___ Material for this exercise

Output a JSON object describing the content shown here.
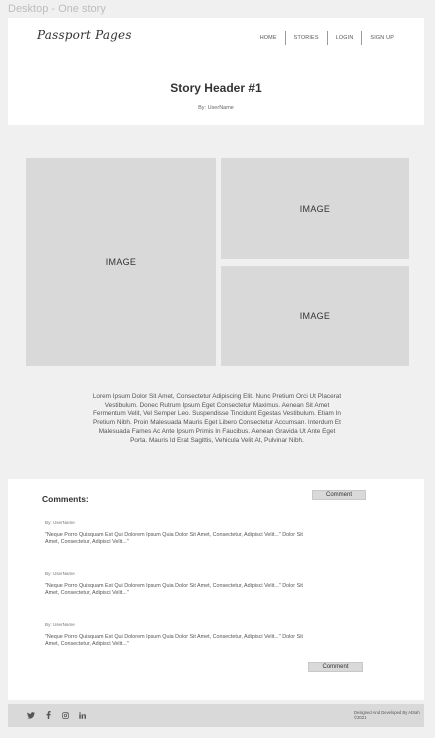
{
  "frame": {
    "label": "Desktop - One story"
  },
  "header": {
    "logo": "Passport Pages",
    "nav": [
      {
        "label": "HOME"
      },
      {
        "label": "STORIES"
      },
      {
        "label": "LOGIN"
      },
      {
        "label": "SIGN UP"
      }
    ]
  },
  "story": {
    "title": "Story Header #1",
    "byline": "By: UserName",
    "images": [
      "IMAGE",
      "IMAGE",
      "IMAGE"
    ],
    "body": "Lorem Ipsum Dolor Sit Amet, Consectetur Adipiscing Elit. Nunc Pretium Orci Ut Placerat Vestibulum. Donec Rutrum Ipsum Eget Consectetur Maximus. Aenean Sit Amet Fermentum Velit, Vel Semper Leo. Suspendisse Tincidunt Egestas Vestibulum. Etiam In Pretium Nibh. Proin Malesuada Mauris Eget Libero Consectetur Accumsan. Interdum Et Malesuada Fames Ac Ante Ipsum Primis In Faucibus. Aenean Gravida Ut Ante Eget Porta. Mauris Id Erat Sagittis, Vehicula Velit At, Pulvinar Nibh."
  },
  "comments": {
    "heading": "Comments:",
    "button_top": "Comment",
    "button_bottom": "Comment",
    "items": [
      {
        "by": "By: UserName",
        "text": "\"Neque Porro Quisquam Est Qui Dolorem Ipsum Quia Dolor Sit Amet, Consectetur, Adipisci Velit...\" Dolor Sit Amet, Consectetur, Adipisci Velit...\""
      },
      {
        "by": "By: UserName",
        "text": "\"Neque Porro Quisquam Est Qui Dolorem Ipsum Quia Dolor Sit Amet, Consectetur, Adipisci Velit...\" Dolor Sit Amet, Consectetur, Adipisci Velit...\""
      },
      {
        "by": "By: UserName",
        "text": "\"Neque Porro Quisquam Est Qui Dolorem Ipsum Quia Dolor Sit Amet, Consectetur, Adipisci Velit...\" Dolor Sit Amet, Consectetur, Adipisci Velit...\""
      }
    ]
  },
  "footer": {
    "social_icons": [
      "twitter-icon",
      "facebook-icon",
      "instagram-icon",
      "linkedin-icon"
    ],
    "credit": "Designed And Developed By AtSah ©2021"
  },
  "colors": {
    "background": "#f0f0f0",
    "card": "#ffffff",
    "placeholder": "#d9d9d9"
  }
}
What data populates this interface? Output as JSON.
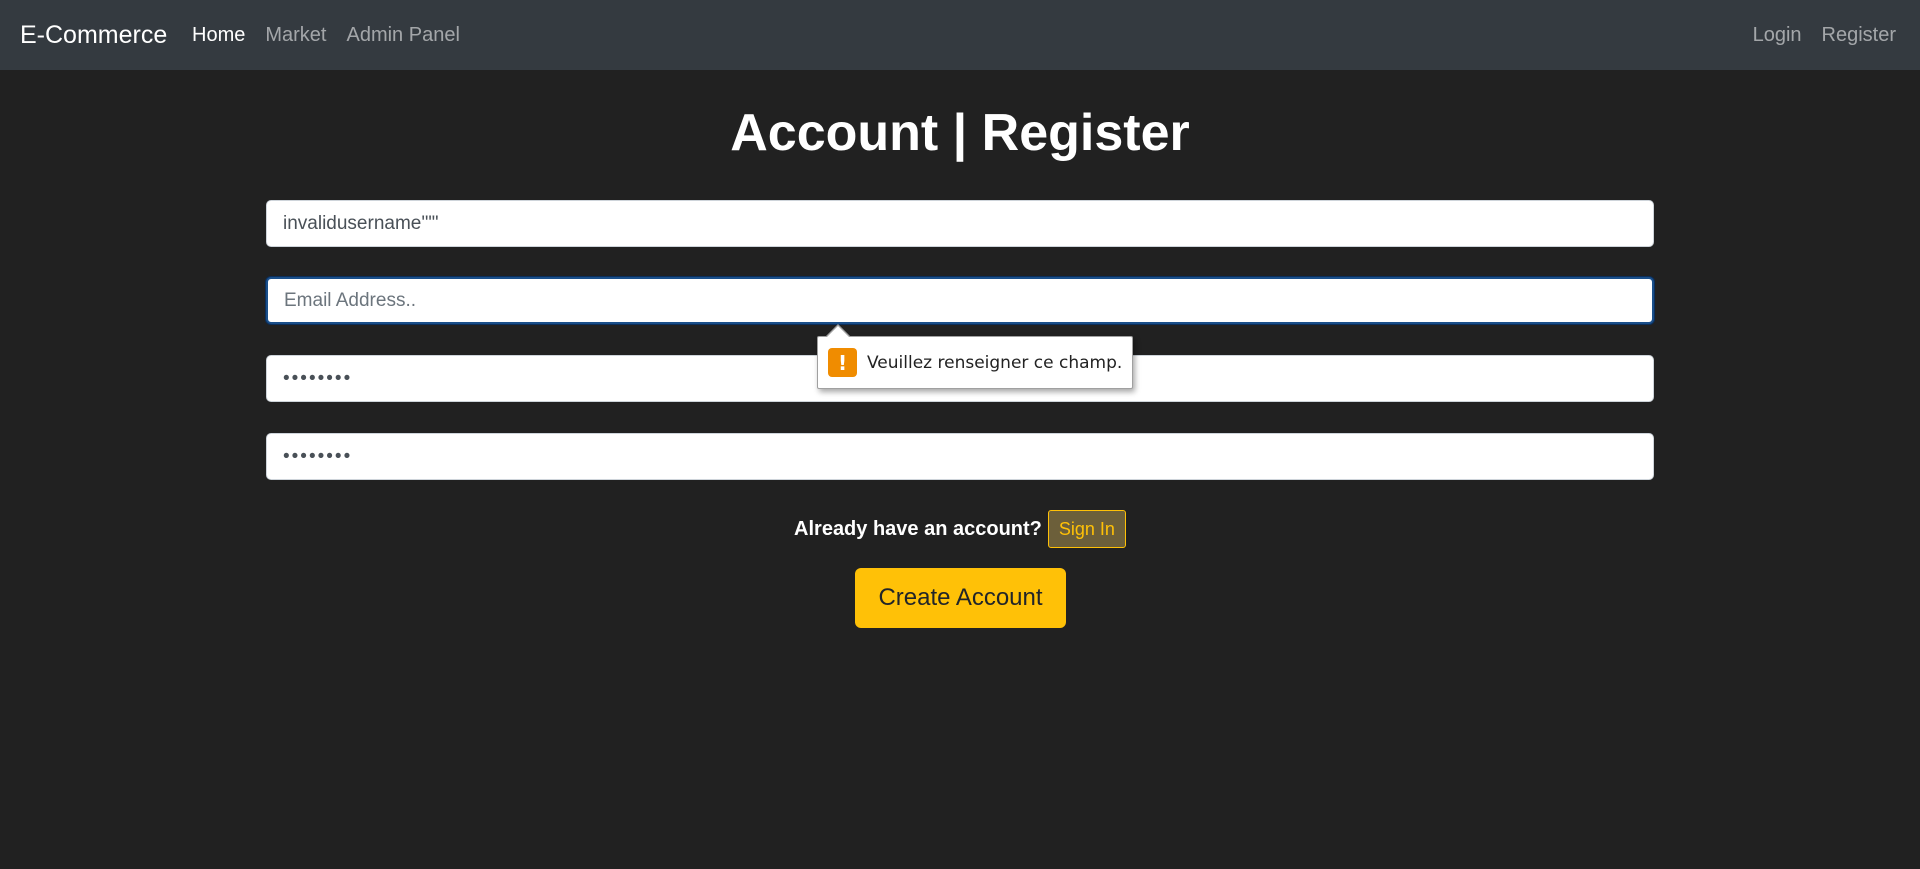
{
  "navbar": {
    "brand": "E-Commerce",
    "left_links": [
      "Home",
      "Market",
      "Admin Panel"
    ],
    "right_links": [
      "Login",
      "Register"
    ]
  },
  "page": {
    "title": "Account | Register"
  },
  "form": {
    "username_value": "invalidusername'\"\"",
    "email_placeholder": "Email Address..",
    "email_value": "",
    "password_value": "••••••••",
    "confirm_password_value": "••••••••",
    "signin_prompt": "Already have an account?",
    "signin_label": "Sign In",
    "submit_label": "Create Account"
  },
  "validation": {
    "message": "Veuillez renseigner ce champ.",
    "icon": "!"
  },
  "colors": {
    "background": "#212121",
    "navbar": "#343a40",
    "accent": "#ffc107",
    "warning_icon": "#f08c00"
  }
}
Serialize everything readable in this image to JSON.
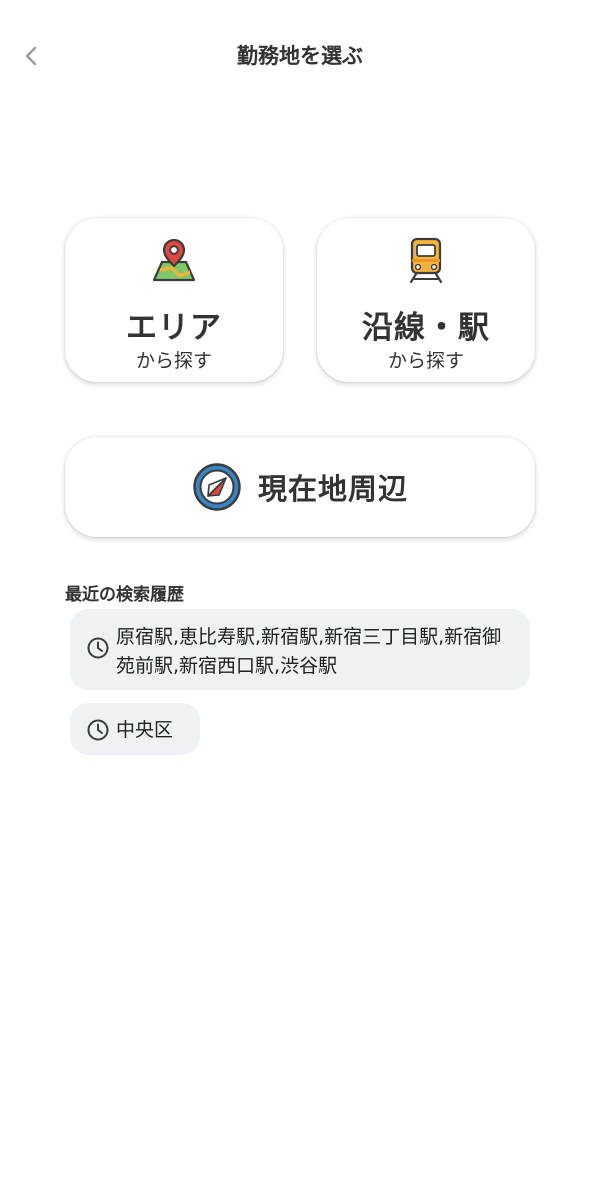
{
  "header": {
    "title": "勤務地を選ぶ",
    "back_icon": "chevron-left-icon"
  },
  "search_options": {
    "area": {
      "title": "エリア",
      "subtitle": "から探す",
      "icon": "map-pin-icon"
    },
    "line_station": {
      "title": "沿線・駅",
      "subtitle": "から探す",
      "icon": "train-icon"
    },
    "nearby": {
      "label": "現在地周辺",
      "icon": "compass-icon"
    }
  },
  "history": {
    "title": "最近の検索履歴",
    "items": [
      {
        "text": "原宿駅,恵比寿駅,新宿駅,新宿三丁目駅,新宿御苑前駅,新宿西口駅,渋谷駅",
        "icon": "clock-icon"
      },
      {
        "text": "中央区",
        "icon": "clock-icon"
      }
    ]
  },
  "colors": {
    "text": "#333333",
    "card_bg": "#ffffff",
    "history_bg": "#f0f1f4",
    "map_green": "#7ec86a",
    "pin_red": "#e0473f",
    "train_yellow": "#f3b33d",
    "compass_blue": "#3a84c4"
  }
}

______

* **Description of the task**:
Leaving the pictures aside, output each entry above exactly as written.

* **Answer section**:
Output a JSON object describing the content shown here.
{
  "frame": {
    "label": "Desktop - One story"
  },
  "header": {
    "logo": "Passport Pages",
    "nav": [
      {
        "label": "HOME"
      },
      {
        "label": "STORIES"
      },
      {
        "label": "LOGIN"
      },
      {
        "label": "SIGN UP"
      }
    ]
  },
  "story": {
    "title": "Story Header #1",
    "byline": "By: UserName",
    "images": [
      "IMAGE",
      "IMAGE",
      "IMAGE"
    ],
    "body": "Lorem Ipsum Dolor Sit Amet, Consectetur Adipiscing Elit. Nunc Pretium Orci Ut Placerat Vestibulum. Donec Rutrum Ipsum Eget Consectetur Maximus. Aenean Sit Amet Fermentum Velit, Vel Semper Leo. Suspendisse Tincidunt Egestas Vestibulum. Etiam In Pretium Nibh. Proin Malesuada Mauris Eget Libero Consectetur Accumsan. Interdum Et Malesuada Fames Ac Ante Ipsum Primis In Faucibus. Aenean Gravida Ut Ante Eget Porta. Mauris Id Erat Sagittis, Vehicula Velit At, Pulvinar Nibh."
  },
  "comments": {
    "heading": "Comments:",
    "button_top": "Comment",
    "button_bottom": "Comment",
    "items": [
      {
        "by": "By: UserName",
        "text": "\"Neque Porro Quisquam Est Qui Dolorem Ipsum Quia Dolor Sit Amet, Consectetur, Adipisci Velit...\" Dolor Sit Amet, Consectetur, Adipisci Velit...\""
      },
      {
        "by": "By: UserName",
        "text": "\"Neque Porro Quisquam Est Qui Dolorem Ipsum Quia Dolor Sit Amet, Consectetur, Adipisci Velit...\" Dolor Sit Amet, Consectetur, Adipisci Velit...\""
      },
      {
        "by": "By: UserName",
        "text": "\"Neque Porro Quisquam Est Qui Dolorem Ipsum Quia Dolor Sit Amet, Consectetur, Adipisci Velit...\" Dolor Sit Amet, Consectetur, Adipisci Velit...\""
      }
    ]
  },
  "footer": {
    "social_icons": [
      "twitter-icon",
      "facebook-icon",
      "instagram-icon",
      "linkedin-icon"
    ],
    "credit": "Designed And Developed By AtSah ©2021"
  },
  "colors": {
    "background": "#f0f0f0",
    "card": "#ffffff",
    "placeholder": "#d9d9d9"
  }
}
What data populates this interface? Output as JSON.
{
  "navbar": {
    "brand": "E-Commerce",
    "left_links": [
      "Home",
      "Market",
      "Admin Panel"
    ],
    "right_links": [
      "Login",
      "Register"
    ]
  },
  "page": {
    "title": "Account | Register"
  },
  "form": {
    "username_value": "invalidusername'\"\"",
    "email_placeholder": "Email Address..",
    "email_value": "",
    "password_value": "••••••••",
    "confirm_password_value": "••••••••",
    "signin_prompt": "Already have an account?",
    "signin_label": "Sign In",
    "submit_label": "Create Account"
  },
  "validation": {
    "message": "Veuillez renseigner ce champ.",
    "icon": "!"
  },
  "colors": {
    "background": "#212121",
    "navbar": "#343a40",
    "accent": "#ffc107",
    "warning_icon": "#f08c00"
  }
}
Serialize everything readable in this image to JSON.
{
  "header": {
    "title": "勤務地を選ぶ",
    "back_icon": "chevron-left-icon"
  },
  "search_options": {
    "area": {
      "title": "エリア",
      "subtitle": "から探す",
      "icon": "map-pin-icon"
    },
    "line_station": {
      "title": "沿線・駅",
      "subtitle": "から探す",
      "icon": "train-icon"
    },
    "nearby": {
      "label": "現在地周辺",
      "icon": "compass-icon"
    }
  },
  "history": {
    "title": "最近の検索履歴",
    "items": [
      {
        "text": "原宿駅,恵比寿駅,新宿駅,新宿三丁目駅,新宿御苑前駅,新宿西口駅,渋谷駅",
        "icon": "clock-icon"
      },
      {
        "text": "中央区",
        "icon": "clock-icon"
      }
    ]
  },
  "colors": {
    "text": "#333333",
    "card_bg": "#ffffff",
    "history_bg": "#f0f1f4",
    "map_green": "#7ec86a",
    "pin_red": "#e0473f",
    "train_yellow": "#f3b33d",
    "compass_blue": "#3a84c4"
  }
}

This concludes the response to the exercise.